(Data items)
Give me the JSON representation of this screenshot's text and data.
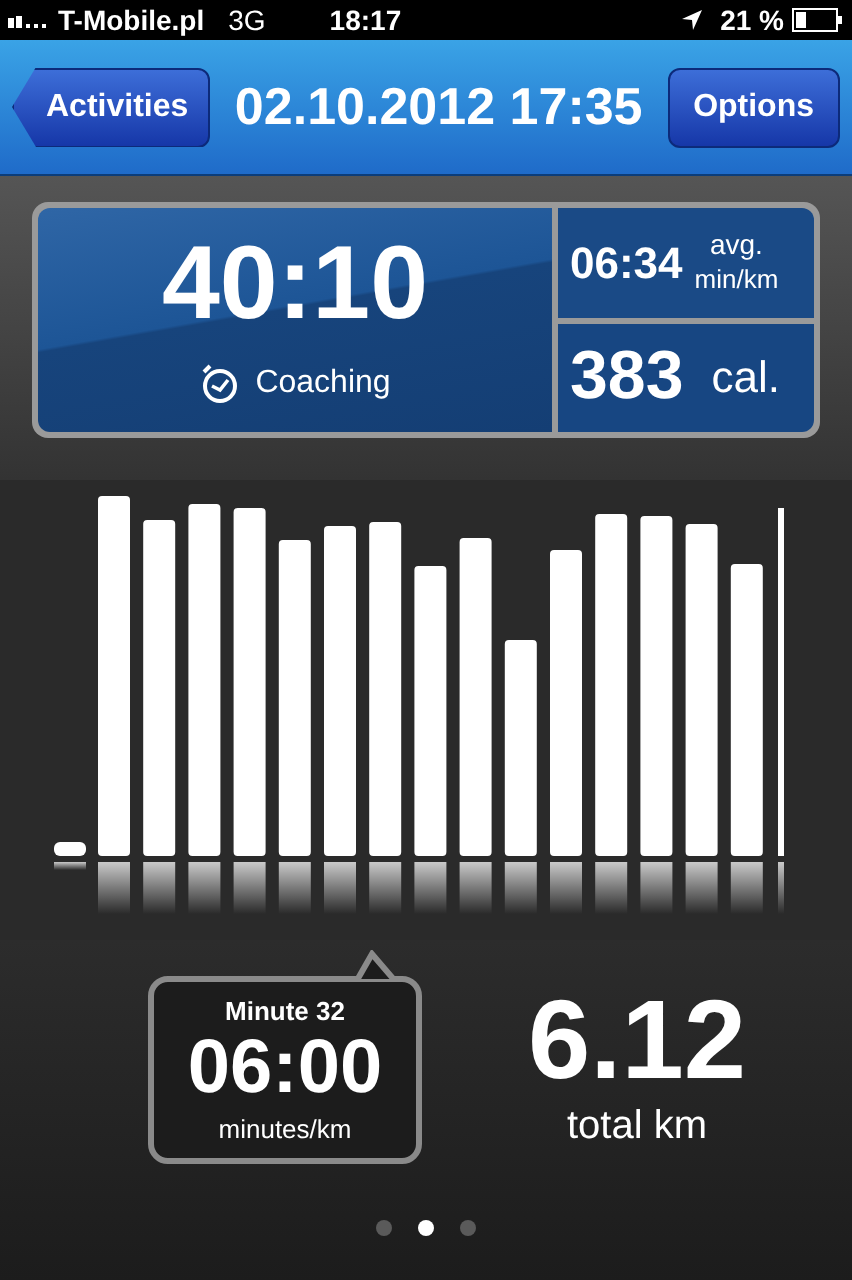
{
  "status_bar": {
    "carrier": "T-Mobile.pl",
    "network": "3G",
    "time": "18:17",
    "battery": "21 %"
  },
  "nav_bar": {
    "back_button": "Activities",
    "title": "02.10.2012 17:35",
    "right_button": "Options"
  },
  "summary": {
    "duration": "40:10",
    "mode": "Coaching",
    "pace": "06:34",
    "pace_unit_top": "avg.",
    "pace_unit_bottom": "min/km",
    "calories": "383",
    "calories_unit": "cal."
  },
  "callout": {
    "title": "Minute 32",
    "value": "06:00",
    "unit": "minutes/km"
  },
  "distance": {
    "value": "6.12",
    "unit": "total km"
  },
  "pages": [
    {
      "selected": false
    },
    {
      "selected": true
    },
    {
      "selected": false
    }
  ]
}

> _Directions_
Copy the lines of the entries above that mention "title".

> _Output below_
    "title": "02.10.2012 17:35",
    "title": "Minute 32",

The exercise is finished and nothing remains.